[Page and application data records]
● ● ● ● ● ● ●

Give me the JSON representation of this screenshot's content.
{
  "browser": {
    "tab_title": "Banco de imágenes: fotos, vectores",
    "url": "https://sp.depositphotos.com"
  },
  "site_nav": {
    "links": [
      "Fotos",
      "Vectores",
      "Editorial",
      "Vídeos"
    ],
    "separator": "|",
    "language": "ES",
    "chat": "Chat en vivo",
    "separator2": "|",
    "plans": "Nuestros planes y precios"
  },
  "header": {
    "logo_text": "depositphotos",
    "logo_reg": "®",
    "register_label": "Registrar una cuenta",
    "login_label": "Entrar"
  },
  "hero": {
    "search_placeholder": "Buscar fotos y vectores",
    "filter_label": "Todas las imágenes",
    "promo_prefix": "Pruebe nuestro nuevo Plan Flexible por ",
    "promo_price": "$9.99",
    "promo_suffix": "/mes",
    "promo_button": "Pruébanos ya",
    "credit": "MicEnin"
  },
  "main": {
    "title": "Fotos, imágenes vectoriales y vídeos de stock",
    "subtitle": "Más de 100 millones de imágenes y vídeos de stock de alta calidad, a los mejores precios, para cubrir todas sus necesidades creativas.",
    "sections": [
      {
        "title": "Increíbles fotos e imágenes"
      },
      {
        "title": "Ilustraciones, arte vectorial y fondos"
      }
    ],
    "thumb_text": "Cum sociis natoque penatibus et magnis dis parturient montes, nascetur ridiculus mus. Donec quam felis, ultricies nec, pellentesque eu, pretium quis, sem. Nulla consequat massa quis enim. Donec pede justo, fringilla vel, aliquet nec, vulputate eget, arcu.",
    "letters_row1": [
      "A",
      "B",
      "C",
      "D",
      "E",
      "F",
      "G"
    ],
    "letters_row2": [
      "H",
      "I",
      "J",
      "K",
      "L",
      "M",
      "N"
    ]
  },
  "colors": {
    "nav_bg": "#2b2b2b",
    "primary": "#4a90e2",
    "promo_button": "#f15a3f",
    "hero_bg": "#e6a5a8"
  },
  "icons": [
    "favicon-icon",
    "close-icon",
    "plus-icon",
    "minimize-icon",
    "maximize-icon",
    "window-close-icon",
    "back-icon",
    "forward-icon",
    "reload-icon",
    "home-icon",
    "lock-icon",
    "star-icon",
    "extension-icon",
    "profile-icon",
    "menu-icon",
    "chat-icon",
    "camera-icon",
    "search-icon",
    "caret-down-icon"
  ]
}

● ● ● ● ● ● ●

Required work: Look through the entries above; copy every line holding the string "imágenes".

Written response:
    "tab_title": "Banco de imágenes: fotos, vectores",
    "filter_label": "Todas las imágenes",
    "title": "Fotos, imágenes vectoriales y vídeos de stock",
    "subtitle": "Más de 100 millones de imágenes y vídeos de stock de alta calidad, a los mejores precios, para cubrir todas sus necesidades creativas.",
        "title": "Increíbles fotos e imágenes"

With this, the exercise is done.